With respect to your understanding of our practice relating to the measurement of tongues, your attention is invited to T.D. 84-59 which reads in pertinent part as follows:

In support of their position, the commenters cited T.D. 54659 which contains legislative history pertaining to paragraph 1530(e), Tariff Act of 1930. Under this paragraph, rubber-soled footwear with uppers of fabric and certain other materials was originally dutiable at the rate of 35 percent ad valorem. The legislative history referred to states that conventional tongues of this type of footwear are not included in the "greater area of the outer surface." It is also asserted that there is nothing in this legislative history which indicates any intention to exclude only certain types of tongues, such as those on the plane lower than a portion of the upper, from the computation of exterior surface area.

It is Customs position that the above-cited legislative history is applicable only to paragraph 1530(e), Tariff Act of 1930. Since the language of the Tariff Act of 1930 was not carried forward to the Tariff Schedules of the United States, Customs does not believe that this legislative history is applicable.

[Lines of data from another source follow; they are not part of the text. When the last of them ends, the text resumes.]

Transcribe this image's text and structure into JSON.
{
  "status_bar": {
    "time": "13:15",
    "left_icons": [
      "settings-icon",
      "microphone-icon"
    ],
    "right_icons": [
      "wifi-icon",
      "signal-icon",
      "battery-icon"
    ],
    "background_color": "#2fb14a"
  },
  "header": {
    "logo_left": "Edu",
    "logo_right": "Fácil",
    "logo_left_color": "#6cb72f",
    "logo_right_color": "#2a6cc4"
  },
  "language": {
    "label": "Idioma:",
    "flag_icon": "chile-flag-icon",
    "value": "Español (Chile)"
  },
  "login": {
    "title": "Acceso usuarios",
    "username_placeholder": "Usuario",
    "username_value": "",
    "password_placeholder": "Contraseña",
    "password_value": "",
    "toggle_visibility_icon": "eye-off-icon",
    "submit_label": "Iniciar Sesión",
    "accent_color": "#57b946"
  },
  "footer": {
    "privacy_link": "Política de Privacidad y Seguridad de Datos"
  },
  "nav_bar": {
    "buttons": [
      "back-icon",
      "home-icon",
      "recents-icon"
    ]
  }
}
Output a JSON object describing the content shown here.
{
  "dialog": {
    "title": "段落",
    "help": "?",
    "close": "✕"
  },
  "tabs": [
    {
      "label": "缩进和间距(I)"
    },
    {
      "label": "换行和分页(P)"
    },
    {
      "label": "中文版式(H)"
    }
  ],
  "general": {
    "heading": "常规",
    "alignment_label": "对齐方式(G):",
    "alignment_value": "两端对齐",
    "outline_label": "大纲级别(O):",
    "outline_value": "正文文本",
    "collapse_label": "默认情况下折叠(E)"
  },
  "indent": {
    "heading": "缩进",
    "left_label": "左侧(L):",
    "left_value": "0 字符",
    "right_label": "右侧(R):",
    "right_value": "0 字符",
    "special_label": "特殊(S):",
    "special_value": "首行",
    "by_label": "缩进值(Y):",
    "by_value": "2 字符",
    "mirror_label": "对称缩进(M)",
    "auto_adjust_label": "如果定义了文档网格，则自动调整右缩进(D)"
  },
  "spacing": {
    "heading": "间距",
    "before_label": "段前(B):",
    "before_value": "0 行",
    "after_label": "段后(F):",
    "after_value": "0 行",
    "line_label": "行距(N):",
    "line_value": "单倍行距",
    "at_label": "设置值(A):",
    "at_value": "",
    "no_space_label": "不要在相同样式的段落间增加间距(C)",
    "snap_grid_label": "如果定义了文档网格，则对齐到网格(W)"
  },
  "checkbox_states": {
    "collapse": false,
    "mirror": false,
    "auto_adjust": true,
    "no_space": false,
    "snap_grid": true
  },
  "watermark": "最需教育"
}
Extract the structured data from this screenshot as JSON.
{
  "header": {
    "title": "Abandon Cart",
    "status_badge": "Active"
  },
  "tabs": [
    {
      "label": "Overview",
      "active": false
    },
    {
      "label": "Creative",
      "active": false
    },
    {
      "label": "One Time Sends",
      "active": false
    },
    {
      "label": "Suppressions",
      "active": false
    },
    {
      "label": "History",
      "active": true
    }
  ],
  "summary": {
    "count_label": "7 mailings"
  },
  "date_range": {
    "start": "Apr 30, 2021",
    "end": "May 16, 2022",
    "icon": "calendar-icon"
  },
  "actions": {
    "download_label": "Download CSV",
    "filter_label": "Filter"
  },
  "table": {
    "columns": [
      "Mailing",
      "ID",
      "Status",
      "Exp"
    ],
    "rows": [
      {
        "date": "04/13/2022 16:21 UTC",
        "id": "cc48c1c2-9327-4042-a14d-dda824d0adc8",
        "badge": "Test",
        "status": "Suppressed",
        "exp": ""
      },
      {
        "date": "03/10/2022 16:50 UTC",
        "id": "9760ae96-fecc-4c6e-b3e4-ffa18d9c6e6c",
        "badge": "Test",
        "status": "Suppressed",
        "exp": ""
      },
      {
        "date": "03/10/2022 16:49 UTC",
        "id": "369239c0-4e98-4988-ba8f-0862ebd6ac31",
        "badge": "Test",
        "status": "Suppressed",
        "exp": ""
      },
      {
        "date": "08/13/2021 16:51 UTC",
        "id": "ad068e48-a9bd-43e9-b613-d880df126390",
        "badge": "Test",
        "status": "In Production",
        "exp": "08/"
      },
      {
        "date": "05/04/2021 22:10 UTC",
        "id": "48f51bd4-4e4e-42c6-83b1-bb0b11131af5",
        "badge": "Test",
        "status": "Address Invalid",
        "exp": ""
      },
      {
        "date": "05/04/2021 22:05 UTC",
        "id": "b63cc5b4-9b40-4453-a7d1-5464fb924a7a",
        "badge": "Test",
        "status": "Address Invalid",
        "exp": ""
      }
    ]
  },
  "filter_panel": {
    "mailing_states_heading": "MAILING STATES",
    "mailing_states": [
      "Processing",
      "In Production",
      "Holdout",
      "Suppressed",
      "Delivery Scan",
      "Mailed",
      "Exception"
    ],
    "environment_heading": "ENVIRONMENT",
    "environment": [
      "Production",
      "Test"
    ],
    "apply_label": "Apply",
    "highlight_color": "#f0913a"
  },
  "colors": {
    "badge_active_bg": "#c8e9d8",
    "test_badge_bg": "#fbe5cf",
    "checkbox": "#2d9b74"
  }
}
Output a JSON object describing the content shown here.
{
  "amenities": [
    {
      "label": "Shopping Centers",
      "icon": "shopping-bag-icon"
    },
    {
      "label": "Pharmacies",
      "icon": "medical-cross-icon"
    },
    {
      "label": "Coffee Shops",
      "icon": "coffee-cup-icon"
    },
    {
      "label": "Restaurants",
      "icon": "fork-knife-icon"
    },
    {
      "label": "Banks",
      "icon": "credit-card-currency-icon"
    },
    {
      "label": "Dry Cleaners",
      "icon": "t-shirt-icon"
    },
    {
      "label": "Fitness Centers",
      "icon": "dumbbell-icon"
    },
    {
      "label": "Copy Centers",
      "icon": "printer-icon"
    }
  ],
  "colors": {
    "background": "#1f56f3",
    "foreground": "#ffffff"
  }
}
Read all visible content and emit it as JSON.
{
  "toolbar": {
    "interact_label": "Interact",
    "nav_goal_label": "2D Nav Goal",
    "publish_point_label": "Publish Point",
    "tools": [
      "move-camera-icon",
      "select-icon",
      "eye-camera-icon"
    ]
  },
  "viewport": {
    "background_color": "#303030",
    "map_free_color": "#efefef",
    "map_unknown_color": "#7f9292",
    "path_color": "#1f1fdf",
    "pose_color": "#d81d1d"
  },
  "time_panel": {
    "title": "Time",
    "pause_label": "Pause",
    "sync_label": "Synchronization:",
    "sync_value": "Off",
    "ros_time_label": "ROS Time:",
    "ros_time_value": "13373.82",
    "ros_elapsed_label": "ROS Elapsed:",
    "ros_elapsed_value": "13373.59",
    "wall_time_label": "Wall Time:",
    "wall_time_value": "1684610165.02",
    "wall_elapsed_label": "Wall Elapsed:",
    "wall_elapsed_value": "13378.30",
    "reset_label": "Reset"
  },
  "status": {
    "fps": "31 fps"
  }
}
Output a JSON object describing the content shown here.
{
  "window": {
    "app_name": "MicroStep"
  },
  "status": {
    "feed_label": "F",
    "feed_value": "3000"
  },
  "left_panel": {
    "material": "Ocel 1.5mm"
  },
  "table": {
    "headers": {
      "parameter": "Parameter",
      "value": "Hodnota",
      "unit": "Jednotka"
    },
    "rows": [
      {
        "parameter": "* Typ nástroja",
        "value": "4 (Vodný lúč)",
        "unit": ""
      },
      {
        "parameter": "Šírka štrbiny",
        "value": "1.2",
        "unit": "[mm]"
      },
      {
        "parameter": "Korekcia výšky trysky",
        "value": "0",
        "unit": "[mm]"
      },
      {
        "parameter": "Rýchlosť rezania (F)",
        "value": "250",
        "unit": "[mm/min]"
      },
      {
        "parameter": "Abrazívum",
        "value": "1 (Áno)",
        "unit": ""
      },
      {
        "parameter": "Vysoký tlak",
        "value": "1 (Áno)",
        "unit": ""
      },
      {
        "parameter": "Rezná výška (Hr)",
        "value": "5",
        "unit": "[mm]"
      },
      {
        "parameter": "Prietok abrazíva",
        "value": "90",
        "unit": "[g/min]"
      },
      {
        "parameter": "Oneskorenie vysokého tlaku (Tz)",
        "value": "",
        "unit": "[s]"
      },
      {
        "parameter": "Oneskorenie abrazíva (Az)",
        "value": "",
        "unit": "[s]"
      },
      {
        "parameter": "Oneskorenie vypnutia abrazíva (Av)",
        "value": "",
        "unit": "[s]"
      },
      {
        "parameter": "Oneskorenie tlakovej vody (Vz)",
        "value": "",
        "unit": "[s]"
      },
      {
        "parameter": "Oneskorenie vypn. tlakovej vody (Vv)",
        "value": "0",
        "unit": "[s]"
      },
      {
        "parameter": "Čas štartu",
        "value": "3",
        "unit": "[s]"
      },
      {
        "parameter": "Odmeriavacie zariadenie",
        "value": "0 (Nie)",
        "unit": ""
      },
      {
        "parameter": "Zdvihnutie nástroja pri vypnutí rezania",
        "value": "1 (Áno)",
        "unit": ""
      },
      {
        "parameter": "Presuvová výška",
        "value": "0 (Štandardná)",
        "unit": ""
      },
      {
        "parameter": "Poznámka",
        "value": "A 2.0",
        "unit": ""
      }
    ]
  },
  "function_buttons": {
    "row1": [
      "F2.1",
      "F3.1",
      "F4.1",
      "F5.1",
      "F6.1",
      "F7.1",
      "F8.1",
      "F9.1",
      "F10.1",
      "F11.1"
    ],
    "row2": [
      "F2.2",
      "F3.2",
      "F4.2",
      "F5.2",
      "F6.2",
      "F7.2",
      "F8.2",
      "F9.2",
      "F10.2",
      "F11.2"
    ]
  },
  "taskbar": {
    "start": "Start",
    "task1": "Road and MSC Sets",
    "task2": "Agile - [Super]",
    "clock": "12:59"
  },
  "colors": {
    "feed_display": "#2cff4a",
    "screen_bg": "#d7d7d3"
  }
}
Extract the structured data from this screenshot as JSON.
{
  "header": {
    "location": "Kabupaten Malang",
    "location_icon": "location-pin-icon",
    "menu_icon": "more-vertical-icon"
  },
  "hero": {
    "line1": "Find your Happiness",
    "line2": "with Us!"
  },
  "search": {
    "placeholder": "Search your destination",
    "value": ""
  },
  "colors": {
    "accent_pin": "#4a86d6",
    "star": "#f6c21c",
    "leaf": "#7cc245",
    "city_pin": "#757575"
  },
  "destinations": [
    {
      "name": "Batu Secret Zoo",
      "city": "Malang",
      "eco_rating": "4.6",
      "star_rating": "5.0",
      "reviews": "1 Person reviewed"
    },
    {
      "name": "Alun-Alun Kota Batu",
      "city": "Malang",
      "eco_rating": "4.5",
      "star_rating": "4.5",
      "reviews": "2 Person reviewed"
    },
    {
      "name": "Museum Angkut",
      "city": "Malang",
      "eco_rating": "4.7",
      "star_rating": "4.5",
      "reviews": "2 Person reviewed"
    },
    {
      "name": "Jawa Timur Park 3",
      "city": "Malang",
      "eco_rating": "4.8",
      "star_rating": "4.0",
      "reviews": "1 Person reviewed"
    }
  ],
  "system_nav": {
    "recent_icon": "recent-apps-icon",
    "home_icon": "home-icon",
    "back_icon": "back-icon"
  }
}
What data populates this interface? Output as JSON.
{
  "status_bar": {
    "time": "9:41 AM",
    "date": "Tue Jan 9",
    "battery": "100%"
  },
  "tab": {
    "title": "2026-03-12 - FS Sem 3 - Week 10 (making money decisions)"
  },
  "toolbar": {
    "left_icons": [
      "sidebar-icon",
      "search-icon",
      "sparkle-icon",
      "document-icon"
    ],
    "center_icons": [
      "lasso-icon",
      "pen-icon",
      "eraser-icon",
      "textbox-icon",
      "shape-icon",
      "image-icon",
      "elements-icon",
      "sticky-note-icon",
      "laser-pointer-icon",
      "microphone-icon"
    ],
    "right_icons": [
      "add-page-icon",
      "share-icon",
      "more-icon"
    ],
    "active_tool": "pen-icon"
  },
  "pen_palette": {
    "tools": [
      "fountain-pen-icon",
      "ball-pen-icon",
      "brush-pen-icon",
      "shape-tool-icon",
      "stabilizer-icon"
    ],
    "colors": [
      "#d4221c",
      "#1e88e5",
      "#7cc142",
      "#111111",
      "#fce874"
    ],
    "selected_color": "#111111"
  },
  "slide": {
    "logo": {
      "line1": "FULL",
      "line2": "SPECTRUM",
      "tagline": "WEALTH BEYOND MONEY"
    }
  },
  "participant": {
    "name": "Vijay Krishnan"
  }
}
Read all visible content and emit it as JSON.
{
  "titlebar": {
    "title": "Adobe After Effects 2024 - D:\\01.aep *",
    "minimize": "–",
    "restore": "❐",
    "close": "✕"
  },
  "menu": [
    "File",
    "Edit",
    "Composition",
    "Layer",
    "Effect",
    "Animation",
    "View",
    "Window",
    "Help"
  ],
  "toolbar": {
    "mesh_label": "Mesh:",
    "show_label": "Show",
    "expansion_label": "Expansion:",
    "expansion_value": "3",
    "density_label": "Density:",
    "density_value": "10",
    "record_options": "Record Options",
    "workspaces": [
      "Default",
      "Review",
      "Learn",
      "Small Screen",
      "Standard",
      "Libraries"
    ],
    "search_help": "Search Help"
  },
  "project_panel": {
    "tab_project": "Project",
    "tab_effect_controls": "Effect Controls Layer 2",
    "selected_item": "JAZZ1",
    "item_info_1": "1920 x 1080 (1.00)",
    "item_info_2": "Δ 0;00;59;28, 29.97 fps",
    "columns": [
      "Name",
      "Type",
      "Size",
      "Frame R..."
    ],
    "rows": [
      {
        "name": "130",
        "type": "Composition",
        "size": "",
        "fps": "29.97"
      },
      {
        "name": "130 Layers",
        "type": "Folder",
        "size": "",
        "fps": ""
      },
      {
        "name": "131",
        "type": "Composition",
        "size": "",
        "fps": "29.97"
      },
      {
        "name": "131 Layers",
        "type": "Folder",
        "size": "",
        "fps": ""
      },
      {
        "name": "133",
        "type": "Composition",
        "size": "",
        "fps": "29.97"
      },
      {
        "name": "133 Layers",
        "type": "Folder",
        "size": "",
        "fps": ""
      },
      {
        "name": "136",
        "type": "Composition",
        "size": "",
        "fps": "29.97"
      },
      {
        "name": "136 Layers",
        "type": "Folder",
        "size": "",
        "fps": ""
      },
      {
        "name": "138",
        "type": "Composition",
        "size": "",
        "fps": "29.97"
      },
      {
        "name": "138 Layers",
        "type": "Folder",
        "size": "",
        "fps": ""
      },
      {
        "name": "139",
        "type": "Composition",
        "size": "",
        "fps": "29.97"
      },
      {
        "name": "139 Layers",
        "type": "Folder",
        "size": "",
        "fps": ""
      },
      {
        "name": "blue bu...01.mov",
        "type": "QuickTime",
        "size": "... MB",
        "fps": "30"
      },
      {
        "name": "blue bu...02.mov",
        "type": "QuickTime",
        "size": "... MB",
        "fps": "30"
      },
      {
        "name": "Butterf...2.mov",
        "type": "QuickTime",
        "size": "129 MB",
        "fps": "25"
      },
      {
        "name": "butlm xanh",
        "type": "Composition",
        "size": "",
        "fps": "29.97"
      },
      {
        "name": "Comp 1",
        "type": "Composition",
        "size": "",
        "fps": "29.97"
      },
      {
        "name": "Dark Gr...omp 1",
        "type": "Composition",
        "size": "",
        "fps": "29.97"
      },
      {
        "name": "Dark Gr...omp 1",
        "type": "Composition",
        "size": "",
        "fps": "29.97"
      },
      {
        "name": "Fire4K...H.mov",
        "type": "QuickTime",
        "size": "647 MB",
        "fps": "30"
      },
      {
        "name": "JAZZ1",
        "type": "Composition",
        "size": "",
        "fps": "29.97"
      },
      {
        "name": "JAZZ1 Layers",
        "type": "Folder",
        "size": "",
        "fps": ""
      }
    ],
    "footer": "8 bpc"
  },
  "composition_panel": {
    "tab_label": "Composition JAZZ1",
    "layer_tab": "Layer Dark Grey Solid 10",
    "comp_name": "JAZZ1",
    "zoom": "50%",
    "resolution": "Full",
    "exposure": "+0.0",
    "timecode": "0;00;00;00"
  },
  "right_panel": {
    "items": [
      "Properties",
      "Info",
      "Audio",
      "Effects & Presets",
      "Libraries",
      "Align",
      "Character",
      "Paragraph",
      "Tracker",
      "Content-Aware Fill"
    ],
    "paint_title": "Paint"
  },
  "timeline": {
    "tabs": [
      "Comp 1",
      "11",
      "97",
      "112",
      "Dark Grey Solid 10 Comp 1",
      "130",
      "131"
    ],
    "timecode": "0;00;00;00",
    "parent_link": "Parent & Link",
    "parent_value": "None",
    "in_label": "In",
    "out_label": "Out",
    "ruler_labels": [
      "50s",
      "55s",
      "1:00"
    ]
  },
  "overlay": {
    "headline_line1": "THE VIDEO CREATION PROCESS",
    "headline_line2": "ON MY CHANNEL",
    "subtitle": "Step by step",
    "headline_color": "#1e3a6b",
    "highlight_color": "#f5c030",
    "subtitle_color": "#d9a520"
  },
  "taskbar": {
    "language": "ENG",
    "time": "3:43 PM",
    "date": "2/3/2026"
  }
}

It has consistently been Customs position that the exterior surface area of the upper is whatever is visible and tactile on the surface excepting such things as buttons, strips and other loosely attached appurtenances. In those cases where the tongue was held not to be part of the exterior surface area of the upper, it was on a plane lower than a portion of the upper and was partially or wholly covered by laces and eyelet facings or stays.

The sample boots have gussets made of textile material. You describe the gussets as follows:

When open, the exterior surfaces of both boots' gussets appear divided into three parts, a center and two side panels. The side panels are distinguished from the center by color, and, in the case of the "green" sample by the presence of leather over the textile. When the boots are - 3 -

ordinarily laced and worn, the center of the gusset remains unseen, while the side panels are clearly visible and designed to be so.

In view of the foregoing, you urge that Customs should include as external surface area of the uppers only that part of the gusset which will be visible when worn, i.e., the side panels.

In Headquarters Ruling Letter (HRL) 084574 dated November 30, 1989, Customs ruled that a bellows-type tongue was not considered to be part of the external surface area of the upper. The rationale for that position was that the plane curve of the tongue was on a lower plane than the outer plane curve made up of the shaft, the eyelet stays, and the laces that connect the eyelet stays. It is our view that the gussets here are essentially the same as the bellows-type tongue ruled on in HRL 084574 because the gussets are on "a plane lower than a portion of the upper and [are] partially or wholly covered by laces and eyelet facings or stays." Consequently, it is our opinion that the gussets in these boots should not be included as part of the external surface area of their uppers.


The gussets should not be included in the measurement of the external surface area of the boots' uppers.

Your samples are being returned under separate cover.


John Durant, Director
Commercial Rulings Division